- Karen Kaplan, CEO and chairman at Hill Holliday, and Joy Howard, CMO of Sonos, dissected the state of agencies of record (AORs) during “Ask the CMOs: Is the AOR DOA?,” the final panel of Advertising Week 2016. The discussion was moderated by Robert “Bob” Safian, the editor and managing director of Fast Company.
- Approaching from the agency perspective, Kaplan hammered on the idea that AORs are best equipped to provide “curation” to the customer experience, while Howard argued that the curation aspects now largely fall in the lap of CMOs, adding that customers today actually have the most control over their time spent with brands.
- Howard instead championed AORs as a strong source for “strategic leadership” and collaboration, claiming they provide deep knowledge and innovation in the communications space and lend expertise to areas where in-house teams might be less competent (in her case with Sonos, video production).
Both Howard and Kaplan highlighted how nebulous the role of AORs has become in an era when the distinction between brand and client is blurred and media channels are continually fragmented.
“What you have happening more and more — and this is very much driven by the acceleration of innovation in digital communication — requires a pace and a speed that makes us want to take creative in-house,” CMO Howard said, adding later that “one of the hardest things" for AORs is the inability to access the "instrumentation that brands are developing internally in order to be responsive to data.”

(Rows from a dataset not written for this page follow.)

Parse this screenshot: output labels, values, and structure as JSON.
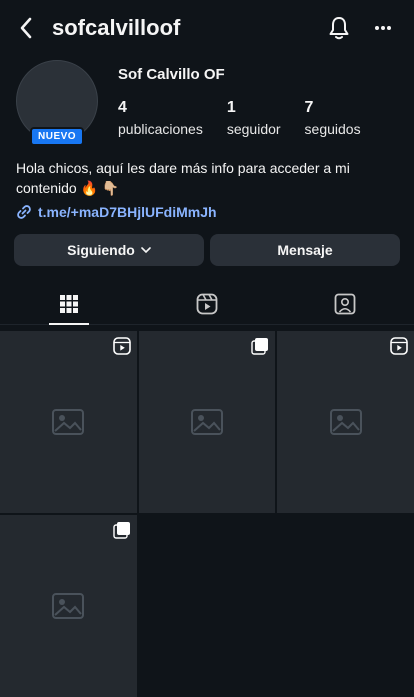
{
  "header": {
    "username": "sofcalvilloof",
    "back_icon": "chevron-left-icon",
    "bell_icon": "bell-icon",
    "more_icon": "more-horizontal-icon"
  },
  "profile": {
    "display_name": "Sof Calvillo OF",
    "badge": "NUEVO",
    "stats": [
      {
        "value": "4",
        "label": "publicaciones"
      },
      {
        "value": "1",
        "label": "seguidor"
      },
      {
        "value": "7",
        "label": "seguidos"
      }
    ],
    "bio": "Hola chicos, aquí les dare más info para acceder a mi contenido 🔥 👇🏼",
    "link": "t.me/+maD7BHjlUFdiMmJh"
  },
  "actions": {
    "follow_label": "Siguiendo",
    "message_label": "Mensaje"
  },
  "tabs": [
    {
      "icon": "grid-icon",
      "active": true
    },
    {
      "icon": "reels-icon",
      "active": false
    },
    {
      "icon": "tagged-icon",
      "active": false
    }
  ],
  "posts": [
    {
      "type_icon": "reel-icon"
    },
    {
      "type_icon": "multi-post-icon"
    },
    {
      "type_icon": "reel-icon"
    },
    {
      "type_icon": "multi-post-icon"
    }
  ],
  "colors": {
    "background": "#0f1419",
    "button": "#2a3038",
    "link": "#8ab4ff",
    "badge": "#1877f2"
  }
}
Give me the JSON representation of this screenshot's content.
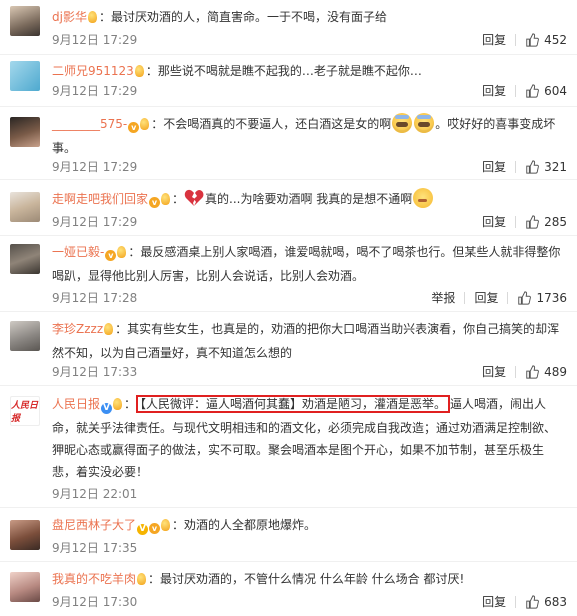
{
  "labels": {
    "reply": "回复",
    "report": "举报"
  },
  "comments": [
    {
      "name": "dj影华",
      "badges": [
        "bulb"
      ],
      "text": "最讨厌劝酒的人，简直害命。一于不喝，没有面子给",
      "time": "9月12日 17:29",
      "likes": "452"
    },
    {
      "name": "二师兄951123",
      "badges": [
        "bulb"
      ],
      "text": "那些说不喝就是瞧不起我的…老子就是瞧不起你…",
      "time": "9月12日 17:29",
      "likes": "604"
    },
    {
      "name": "________575-",
      "badges": [
        "vip",
        "bulb"
      ],
      "text_before": "不会喝酒真的不要逼人，还白酒这是女的啊",
      "text_after": "。哎好好的喜事变成坏事。",
      "time": "9月12日 17:29",
      "likes": "321"
    },
    {
      "name": "走啊走吧我们回家",
      "badges": [
        "vip",
        "bulb"
      ],
      "text_before": "真的...为啥要劝酒啊 我真的是想不通啊",
      "time": "9月12日 17:29",
      "likes": "285"
    },
    {
      "name": "一娅已毅-",
      "badges": [
        "vip",
        "bulb"
      ],
      "text": "最反感酒桌上别人家喝酒，谁爱喝就喝，喝不了喝茶也行。但某些人就非得整你喝趴，显得他比别人厉害，比别人会说话，比别人会劝酒。",
      "time": "9月12日 17:28",
      "likes": "1736",
      "has_report": true
    },
    {
      "name": "李珍Zzzz",
      "badges": [
        "bulb"
      ],
      "text": "其实有些女生，也真是的，劝酒的把你大口喝酒当助兴表演看，你自己搞笑的却浑然不知，以为自己酒量好，真不知道怎么想的",
      "time": "9月12日 17:33",
      "likes": "489"
    },
    {
      "name": "人民日报",
      "badges": [
        "v",
        "bulb"
      ],
      "highlight": "【人民微评：逼人喝酒何其蠢】劝酒是陋习，灌酒是恶举。",
      "text": "逼人喝酒，闹出人命，就关乎法律责任。与现代文明相违和的酒文化，必须完成自我改造；通过劝酒满足控制欲、狎昵心态或赢得面子的做法，实不可取。聚会喝酒本是图个开心，如果不加节制，甚至乐极生悲，着实没必要！",
      "avatar_text": "人民日报",
      "time": "9月12日 22:01",
      "likes": "",
      "has_report": false
    },
    {
      "name": "盘尼西林子大了",
      "badges": [
        "vy",
        "vip",
        "bulb"
      ],
      "text": "劝酒的人全都原地爆炸。",
      "time": "9月12日 17:35",
      "likes": ""
    },
    {
      "name": "我真的不吃羊肉",
      "badges": [
        "bulb"
      ],
      "text": "最讨厌劝酒的，不管什么情况 什么年龄 什么场合 都讨厌!",
      "time": "9月12日 17:30",
      "likes": "683"
    }
  ],
  "colors": {
    "name": "#eb7350",
    "highlight_border": "#e02020",
    "meta": "#808080"
  }
}
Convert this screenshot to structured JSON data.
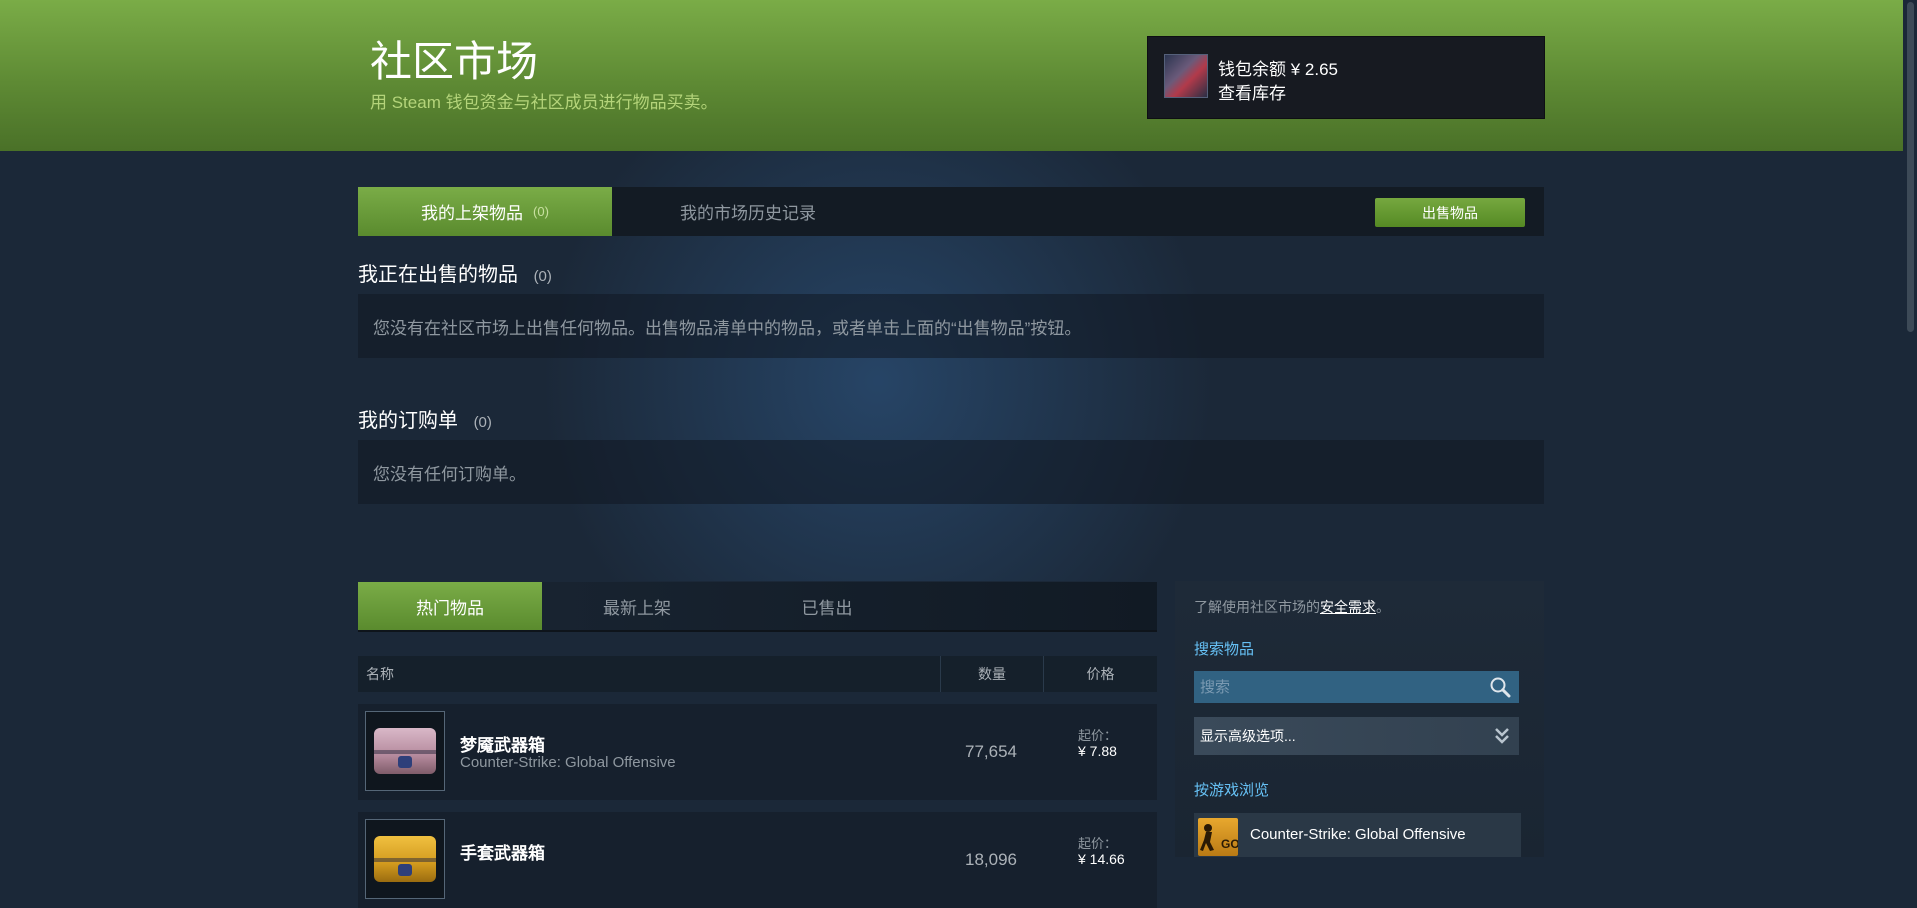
{
  "header": {
    "title": "社区市场",
    "subtitle": "用 Steam 钱包资金与社区成员进行物品买卖。",
    "wallet_label": "钱包余额 ¥ 2.65",
    "inventory_link": "查看库存"
  },
  "listing_tabs": {
    "my_listings": "我的上架物品",
    "my_listings_count": "(0)",
    "history": "我的市场历史记录",
    "sell_button": "出售物品"
  },
  "selling_section": {
    "title": "我正在出售的物品",
    "count": "(0)",
    "empty_message": "您没有在社区市场上出售任何物品。出售物品清单中的物品，或者单击上面的“出售物品”按钮。"
  },
  "orders_section": {
    "title": "我的订购单",
    "count": "(0)",
    "empty_message": "您没有任何订购单。"
  },
  "browse_tabs": {
    "popular": "热门物品",
    "newest": "最新上架",
    "sold": "已售出"
  },
  "table": {
    "col_name": "名称",
    "col_qty": "数量",
    "col_price": "价格",
    "rows": [
      {
        "name": "梦魇武器箱",
        "game": "Counter-Strike: Global Offensive",
        "qty": "77,654",
        "price_label": "起价：",
        "price": "¥ 7.88",
        "thumb_color": "pink"
      },
      {
        "name": "手套武器箱",
        "game": "",
        "qty": "18,096",
        "price_label": "起价：",
        "price": "¥ 14.66",
        "thumb_color": "gold"
      }
    ]
  },
  "sidebar": {
    "info_prefix": "了解使用社区市场的",
    "info_link": "安全需求",
    "info_suffix": "。",
    "search_heading": "搜索物品",
    "search_placeholder": "搜索",
    "advanced": "显示高级选项...",
    "browse_heading": "按游戏浏览",
    "game_icon_label": "GO",
    "game_name": "Counter-Strike: Global Offensive"
  },
  "colors": {
    "accent_green": "#7aac47",
    "link_blue": "#66c0f4",
    "background": "#1b2838"
  }
}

Kaplan similarly touched on the increased “proliferation of content” and how it has shaken up the industry, estimating that the lifespan of agent-client relations is now normally three years or less — if there’s any relation at all — where in the past some partnerships spanned decades.
Where the two execs diverged was on how AORs can best correct for what could be read as a fleeting relevance and stature. Kaplan’s emphasis on curation, and on mapping out the entire “customer journey,” was met with the most skepticism from Howard.
Howard argued that, given all of the fragmentation and "proliferation" occuring, curation of entire customer experiences is nearly impossible and, in the most interesting point of contention of the night, potentially morally wrong.
"It’s almost not even ethical to curate it at some level, when it’s so costumer created," she said of brand experiences.
The comment was left largely unremarked on, but underscored how much the amount of control has shifted between AORs and consumers in the past few years alone — a change many agencies are still struggling to adjust to.